And I’m telling you that even if you get all that – even if you get all that and more… it isn’t enough. It will ultimately feel hollow. In the end, concerts are just concerts, victories are fleeting, fame is shallow, and easy praise dulls the senses. Dark moments will come, and your life in music, no matter how succesful, will be empty unless it is about something greater than your career. You must protect your belief that the music is part of something greater than yourself- greater than any of us. You have to keep studying and improving and trying understand more deeply. Believe in yourself, but believe also that you can do better- not just in a technical sense, but more beauty, more insight, more heartbreak- more music. As Mr. Heifetz said “There is no top. There are always further heights to reach.” We have never before had so many musicians of amazing proficiency, and yet it is rare to hear someone make truly beautiful music.

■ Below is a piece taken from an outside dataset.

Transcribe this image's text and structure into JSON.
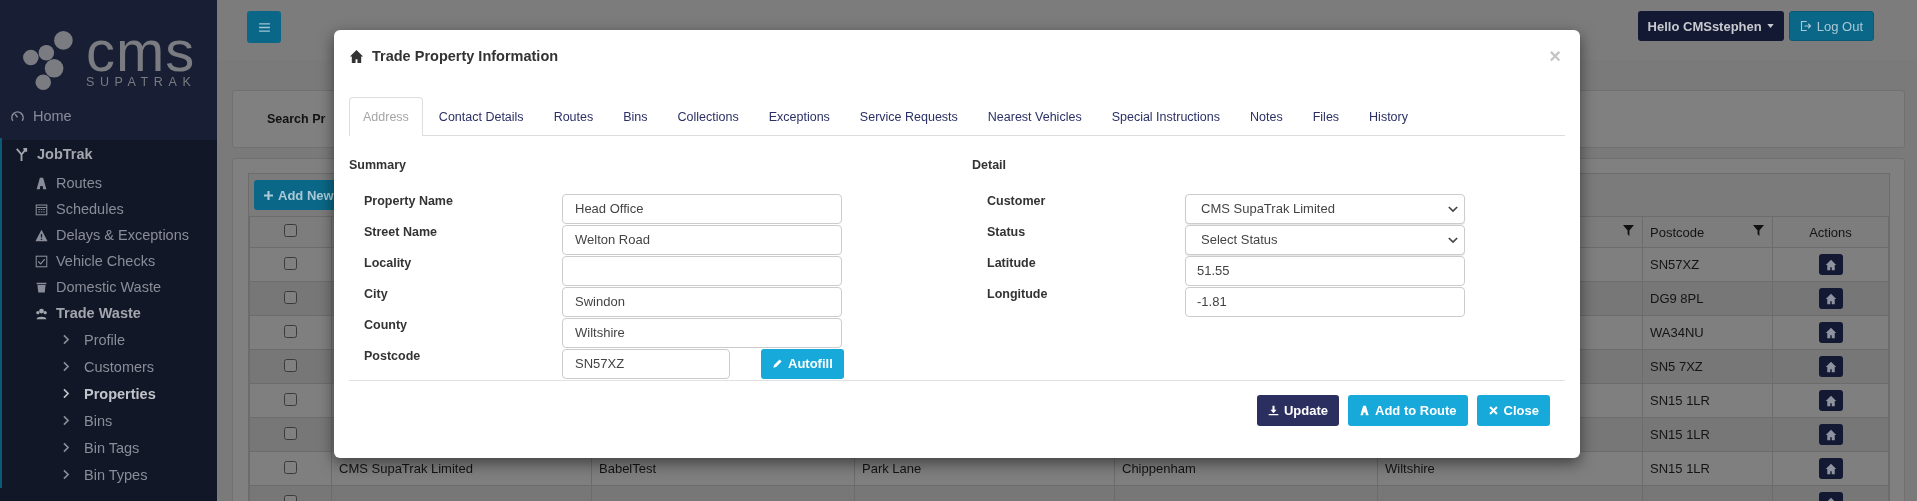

Whatever you do, whatever comes of your life in music, no matter how celebrated or ignored your role is, you must know why you have chosen to spend your life on this. As you face the harsh and humiliating aspects of our industry you must protect your belief in yourself, and in music and what it means. We live in the world of the automatic standing ovation, where praise is lavish and indiscriminate, and criticism is suspect. But in your internal world you must believe in a right and a wrong way, and that it matters. Make your life about something more than your job, your reputation or your ego. Be an example of what a musician should be.The moments of greatest happiness for me have ultimately not been some career milestone, but the moments when I learned something new, when I got one step closer to the unattainable. Love the details, know that they matter even if they don’t change your career, and never stop learning. This is not an easy path, but it is the only way to a meaningful life in music. My wish for all of you is that music will mean more to you at 60 than it did at 16, and that you will know the joy of humility, love and service to the most profound art I know in our world.